- [Activity] Could you copy every record below exactly, leaving out the pictures?

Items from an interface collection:
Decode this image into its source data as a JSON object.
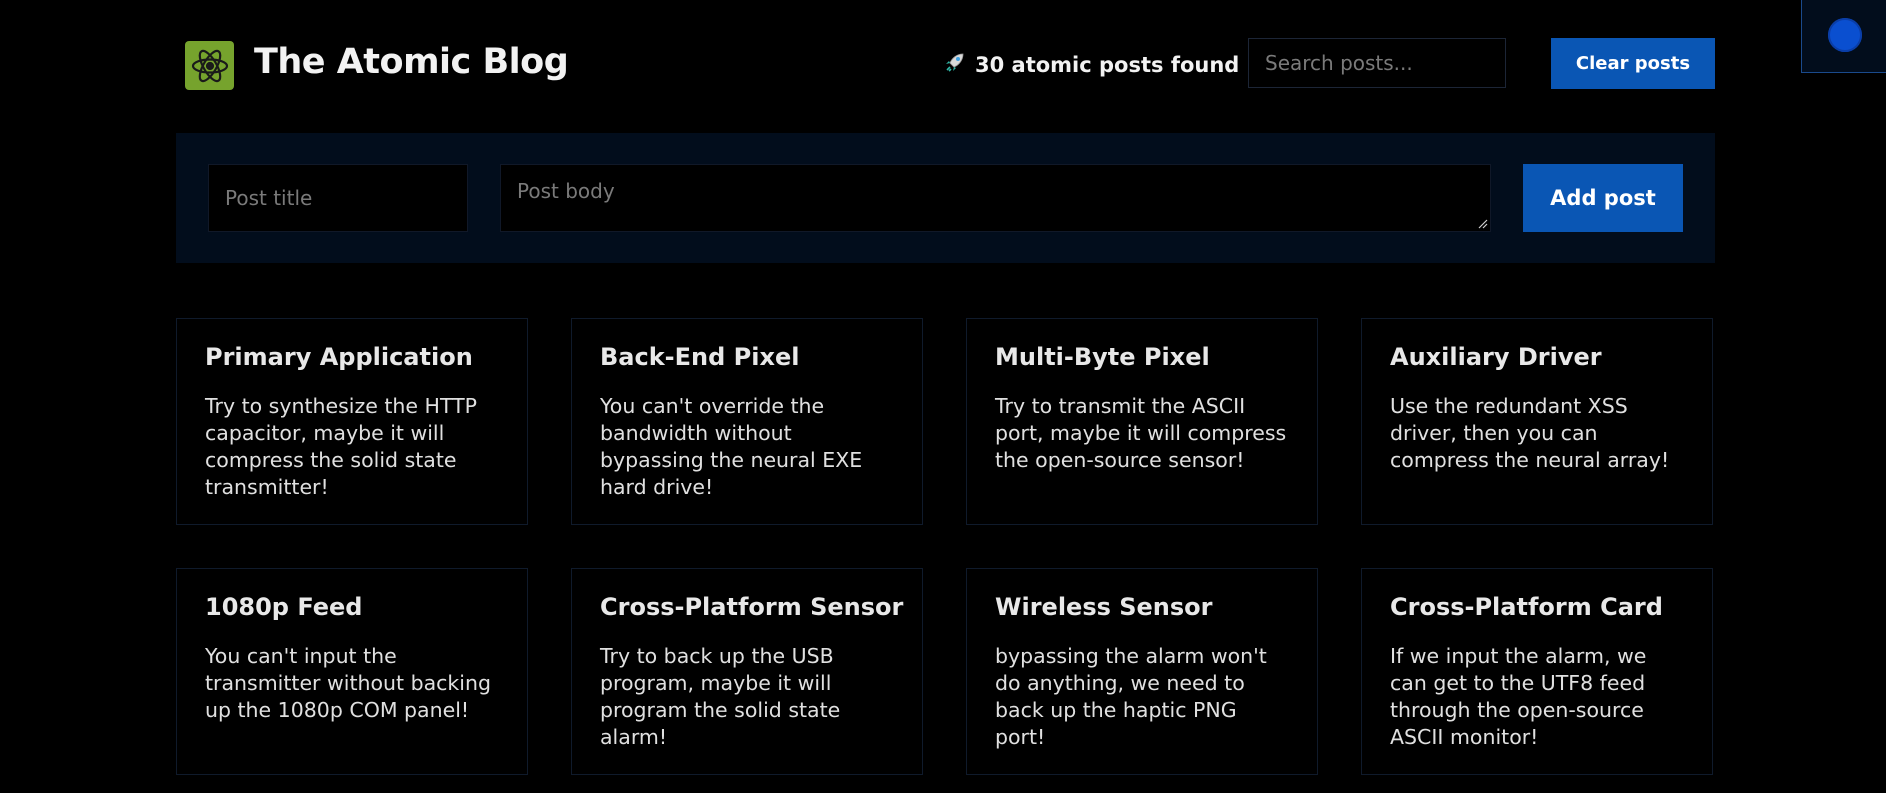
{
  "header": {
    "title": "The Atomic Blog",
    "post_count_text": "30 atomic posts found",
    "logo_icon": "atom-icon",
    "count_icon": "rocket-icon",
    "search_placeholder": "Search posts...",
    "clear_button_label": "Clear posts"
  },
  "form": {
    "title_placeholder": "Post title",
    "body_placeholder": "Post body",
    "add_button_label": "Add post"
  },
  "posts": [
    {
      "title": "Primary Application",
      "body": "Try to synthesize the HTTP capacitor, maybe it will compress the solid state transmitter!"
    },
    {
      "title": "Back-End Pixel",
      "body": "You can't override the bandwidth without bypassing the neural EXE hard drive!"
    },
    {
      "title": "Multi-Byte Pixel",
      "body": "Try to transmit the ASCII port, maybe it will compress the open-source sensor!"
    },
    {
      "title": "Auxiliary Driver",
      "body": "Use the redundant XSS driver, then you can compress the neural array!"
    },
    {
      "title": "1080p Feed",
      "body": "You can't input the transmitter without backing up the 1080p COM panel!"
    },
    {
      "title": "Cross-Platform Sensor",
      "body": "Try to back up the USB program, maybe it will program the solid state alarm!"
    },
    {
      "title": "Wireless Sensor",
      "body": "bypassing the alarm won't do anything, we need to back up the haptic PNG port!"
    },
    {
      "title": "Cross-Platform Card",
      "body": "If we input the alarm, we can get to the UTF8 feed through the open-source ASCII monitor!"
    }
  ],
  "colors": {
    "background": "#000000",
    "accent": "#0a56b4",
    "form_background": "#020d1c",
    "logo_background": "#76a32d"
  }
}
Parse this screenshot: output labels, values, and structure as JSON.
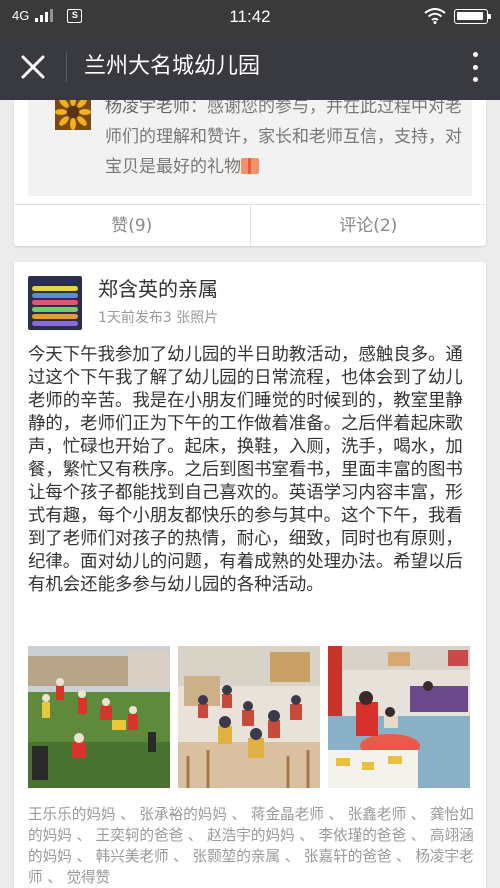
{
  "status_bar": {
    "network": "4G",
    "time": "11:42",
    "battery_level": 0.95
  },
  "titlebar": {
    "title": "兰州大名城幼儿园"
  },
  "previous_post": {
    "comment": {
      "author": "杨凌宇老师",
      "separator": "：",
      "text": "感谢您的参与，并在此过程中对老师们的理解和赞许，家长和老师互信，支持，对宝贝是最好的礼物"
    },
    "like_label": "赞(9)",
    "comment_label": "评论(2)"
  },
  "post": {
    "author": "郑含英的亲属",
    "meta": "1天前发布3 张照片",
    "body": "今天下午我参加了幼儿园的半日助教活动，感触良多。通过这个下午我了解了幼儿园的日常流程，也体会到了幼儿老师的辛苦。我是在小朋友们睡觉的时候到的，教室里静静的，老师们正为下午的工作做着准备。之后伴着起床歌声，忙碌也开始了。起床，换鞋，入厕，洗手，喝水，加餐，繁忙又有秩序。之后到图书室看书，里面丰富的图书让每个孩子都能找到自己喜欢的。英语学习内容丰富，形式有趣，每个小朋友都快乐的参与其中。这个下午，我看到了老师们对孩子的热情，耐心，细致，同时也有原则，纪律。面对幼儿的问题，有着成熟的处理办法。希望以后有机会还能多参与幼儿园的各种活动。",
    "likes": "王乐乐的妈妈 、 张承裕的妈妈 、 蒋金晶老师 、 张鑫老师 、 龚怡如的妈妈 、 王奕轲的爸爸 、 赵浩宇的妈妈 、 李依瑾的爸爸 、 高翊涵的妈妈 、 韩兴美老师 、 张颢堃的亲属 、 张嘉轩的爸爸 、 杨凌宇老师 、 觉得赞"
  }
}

- [Written response]
Decode this image into its source data as a JSON object.
{
  "header": {
    "title": "The Atomic Blog",
    "post_count_text": "30 atomic posts found",
    "logo_icon": "atom-icon",
    "count_icon": "rocket-icon",
    "search_placeholder": "Search posts...",
    "clear_button_label": "Clear posts"
  },
  "form": {
    "title_placeholder": "Post title",
    "body_placeholder": "Post body",
    "add_button_label": "Add post"
  },
  "posts": [
    {
      "title": "Primary Application",
      "body": "Try to synthesize the HTTP capacitor, maybe it will compress the solid state transmitter!"
    },
    {
      "title": "Back-End Pixel",
      "body": "You can't override the bandwidth without bypassing the neural EXE hard drive!"
    },
    {
      "title": "Multi-Byte Pixel",
      "body": "Try to transmit the ASCII port, maybe it will compress the open-source sensor!"
    },
    {
      "title": "Auxiliary Driver",
      "body": "Use the redundant XSS driver, then you can compress the neural array!"
    },
    {
      "title": "1080p Feed",
      "body": "You can't input the transmitter without backing up the 1080p COM panel!"
    },
    {
      "title": "Cross-Platform Sensor",
      "body": "Try to back up the USB program, maybe it will program the solid state alarm!"
    },
    {
      "title": "Wireless Sensor",
      "body": "bypassing the alarm won't do anything, we need to back up the haptic PNG port!"
    },
    {
      "title": "Cross-Platform Card",
      "body": "If we input the alarm, we can get to the UTF8 feed through the open-source ASCII monitor!"
    }
  ],
  "colors": {
    "background": "#000000",
    "accent": "#0a56b4",
    "form_background": "#020d1c",
    "logo_background": "#76a32d"
  }
}
Parse this screenshot: output labels, values, and structure as JSON.
{
  "status_bar": {
    "network": "4G",
    "time": "11:42",
    "battery_level": 0.95
  },
  "titlebar": {
    "title": "兰州大名城幼儿园"
  },
  "previous_post": {
    "comment": {
      "author": "杨凌宇老师",
      "separator": "：",
      "text": "感谢您的参与，并在此过程中对老师们的理解和赞许，家长和老师互信，支持，对宝贝是最好的礼物"
    },
    "like_label": "赞(9)",
    "comment_label": "评论(2)"
  },
  "post": {
    "author": "郑含英的亲属",
    "meta": "1天前发布3 张照片",
    "body": "今天下午我参加了幼儿园的半日助教活动，感触良多。通过这个下午我了解了幼儿园的日常流程，也体会到了幼儿老师的辛苦。我是在小朋友们睡觉的时候到的，教室里静静的，老师们正为下午的工作做着准备。之后伴着起床歌声，忙碌也开始了。起床，换鞋，入厕，洗手，喝水，加餐，繁忙又有秩序。之后到图书室看书，里面丰富的图书让每个孩子都能找到自己喜欢的。英语学习内容丰富，形式有趣，每个小朋友都快乐的参与其中。这个下午，我看到了老师们对孩子的热情，耐心，细致，同时也有原则，纪律。面对幼儿的问题，有着成熟的处理办法。希望以后有机会还能多参与幼儿园的各种活动。",
    "likes": "王乐乐的妈妈 、 张承裕的妈妈 、 蒋金晶老师 、 张鑫老师 、 龚怡如的妈妈 、 王奕轲的爸爸 、 赵浩宇的妈妈 、 李依瑾的爸爸 、 高翊涵的妈妈 、 韩兴美老师 、 张颢堃的亲属 、 张嘉轩的爸爸 、 杨凌宇老师 、 觉得赞"
  }
}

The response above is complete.